Dataset entries
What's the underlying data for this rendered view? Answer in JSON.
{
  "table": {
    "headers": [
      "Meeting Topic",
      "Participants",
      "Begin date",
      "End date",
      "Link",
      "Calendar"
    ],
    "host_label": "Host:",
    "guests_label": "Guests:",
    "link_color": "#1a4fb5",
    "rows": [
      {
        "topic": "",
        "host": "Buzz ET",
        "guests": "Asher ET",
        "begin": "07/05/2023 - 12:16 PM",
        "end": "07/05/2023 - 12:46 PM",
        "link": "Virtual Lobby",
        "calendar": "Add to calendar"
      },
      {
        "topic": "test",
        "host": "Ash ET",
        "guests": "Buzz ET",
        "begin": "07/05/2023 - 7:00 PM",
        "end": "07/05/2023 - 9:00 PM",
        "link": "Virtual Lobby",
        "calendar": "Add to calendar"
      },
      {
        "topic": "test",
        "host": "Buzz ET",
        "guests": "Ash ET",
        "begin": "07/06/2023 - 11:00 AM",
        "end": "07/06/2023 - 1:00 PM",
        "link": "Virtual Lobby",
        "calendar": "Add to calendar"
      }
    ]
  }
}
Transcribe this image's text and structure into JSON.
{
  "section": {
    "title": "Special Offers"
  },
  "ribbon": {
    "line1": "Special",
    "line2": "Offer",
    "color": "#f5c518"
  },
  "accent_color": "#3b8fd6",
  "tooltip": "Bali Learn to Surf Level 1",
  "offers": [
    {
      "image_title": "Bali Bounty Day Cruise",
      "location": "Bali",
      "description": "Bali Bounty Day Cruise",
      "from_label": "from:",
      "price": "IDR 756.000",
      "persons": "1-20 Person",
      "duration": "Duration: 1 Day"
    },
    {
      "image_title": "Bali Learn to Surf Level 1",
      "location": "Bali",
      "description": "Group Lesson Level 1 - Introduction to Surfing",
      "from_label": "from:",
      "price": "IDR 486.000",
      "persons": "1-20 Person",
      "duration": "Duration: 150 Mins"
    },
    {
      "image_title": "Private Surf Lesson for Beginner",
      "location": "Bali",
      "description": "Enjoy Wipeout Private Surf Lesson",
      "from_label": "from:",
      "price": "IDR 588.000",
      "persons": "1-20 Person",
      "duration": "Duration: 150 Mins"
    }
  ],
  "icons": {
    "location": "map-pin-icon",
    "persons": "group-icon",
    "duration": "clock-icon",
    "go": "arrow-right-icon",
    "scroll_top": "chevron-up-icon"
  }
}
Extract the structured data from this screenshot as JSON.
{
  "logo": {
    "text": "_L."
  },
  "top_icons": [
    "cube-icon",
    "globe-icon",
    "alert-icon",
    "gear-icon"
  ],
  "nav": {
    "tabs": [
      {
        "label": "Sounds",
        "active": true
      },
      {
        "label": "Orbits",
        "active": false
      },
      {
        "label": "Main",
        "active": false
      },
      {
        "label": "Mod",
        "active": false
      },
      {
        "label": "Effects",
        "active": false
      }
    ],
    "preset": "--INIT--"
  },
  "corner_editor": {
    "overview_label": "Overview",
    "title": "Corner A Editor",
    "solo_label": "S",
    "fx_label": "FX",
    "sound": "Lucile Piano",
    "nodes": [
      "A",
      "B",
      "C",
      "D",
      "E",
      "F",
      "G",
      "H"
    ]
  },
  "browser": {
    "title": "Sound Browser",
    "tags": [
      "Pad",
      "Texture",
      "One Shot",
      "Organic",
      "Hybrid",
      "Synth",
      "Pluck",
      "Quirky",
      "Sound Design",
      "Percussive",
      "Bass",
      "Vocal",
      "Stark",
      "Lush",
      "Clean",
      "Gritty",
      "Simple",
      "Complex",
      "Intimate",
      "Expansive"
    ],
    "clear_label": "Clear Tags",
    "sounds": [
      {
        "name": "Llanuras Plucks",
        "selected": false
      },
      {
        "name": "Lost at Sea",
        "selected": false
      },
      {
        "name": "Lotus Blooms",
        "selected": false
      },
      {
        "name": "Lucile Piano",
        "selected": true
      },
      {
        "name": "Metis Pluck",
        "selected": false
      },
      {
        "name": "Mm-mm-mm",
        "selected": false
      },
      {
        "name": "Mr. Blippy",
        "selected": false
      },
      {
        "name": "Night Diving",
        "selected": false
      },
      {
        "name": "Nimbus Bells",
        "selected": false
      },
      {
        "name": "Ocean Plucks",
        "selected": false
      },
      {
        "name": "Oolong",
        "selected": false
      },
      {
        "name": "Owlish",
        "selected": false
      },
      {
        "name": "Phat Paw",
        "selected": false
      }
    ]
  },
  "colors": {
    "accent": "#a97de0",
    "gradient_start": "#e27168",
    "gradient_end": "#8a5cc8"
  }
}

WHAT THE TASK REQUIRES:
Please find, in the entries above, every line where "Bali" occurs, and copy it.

WRITTEN SOLUTION:
  "tooltip": "Bali Learn to Surf Level 1",
      "image_title": "Bali Bounty Day Cruise",
      "location": "Bali",
      "description": "Bali Bounty Day Cruise",
      "image_title": "Bali Learn to Surf Level 1",
      "location": "Bali",
      "location": "Bali",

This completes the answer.